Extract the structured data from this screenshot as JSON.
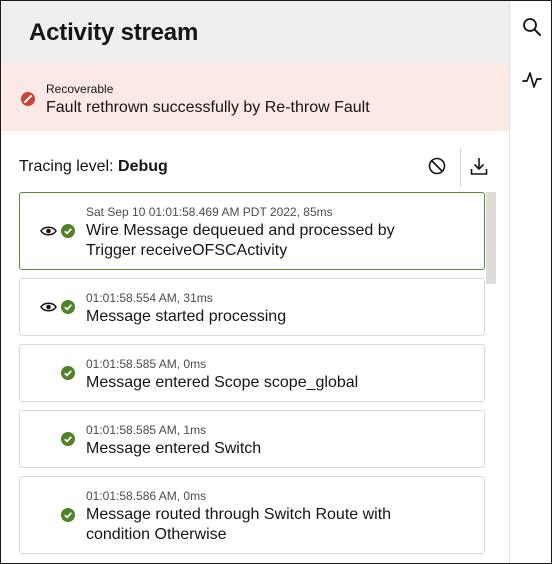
{
  "panel": {
    "title": "Activity stream"
  },
  "banner": {
    "severity": "Recoverable",
    "message": "Fault rethrown successfully by Re-throw Fault",
    "icon": "error-circle-icon",
    "color": "#fce9e6"
  },
  "tracing": {
    "label": "Tracing level:",
    "value": "Debug"
  },
  "toolbar": {
    "clear_icon": "clear-icon",
    "download_icon": "download-icon"
  },
  "rail": {
    "icons": [
      "search-icon",
      "activity-icon"
    ]
  },
  "colors": {
    "success": "#508228",
    "selected_border": "#5a8a30",
    "error": "#c74634"
  },
  "activities": [
    {
      "meta": "Sat Sep 10 01:01:58.469 AM PDT 2022, 85ms",
      "line1": "Wire Message dequeued and processed by",
      "line2": "Trigger receiveOFSCActivity",
      "has_view": true
    },
    {
      "meta": "01:01:58.554 AM, 31ms",
      "line1": "Message started processing",
      "has_view": true
    },
    {
      "meta": "01:01:58.585 AM, 0ms",
      "line1": "Message entered Scope scope_global",
      "has_view": false
    },
    {
      "meta": "01:01:58.585 AM, 1ms",
      "line1": "Message entered Switch",
      "has_view": false
    },
    {
      "meta": "01:01:58.586 AM, 0ms",
      "line1": "Message routed through Switch Route with",
      "line2": "condition Otherwise",
      "has_view": false
    }
  ]
}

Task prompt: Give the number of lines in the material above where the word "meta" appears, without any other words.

Task result: 5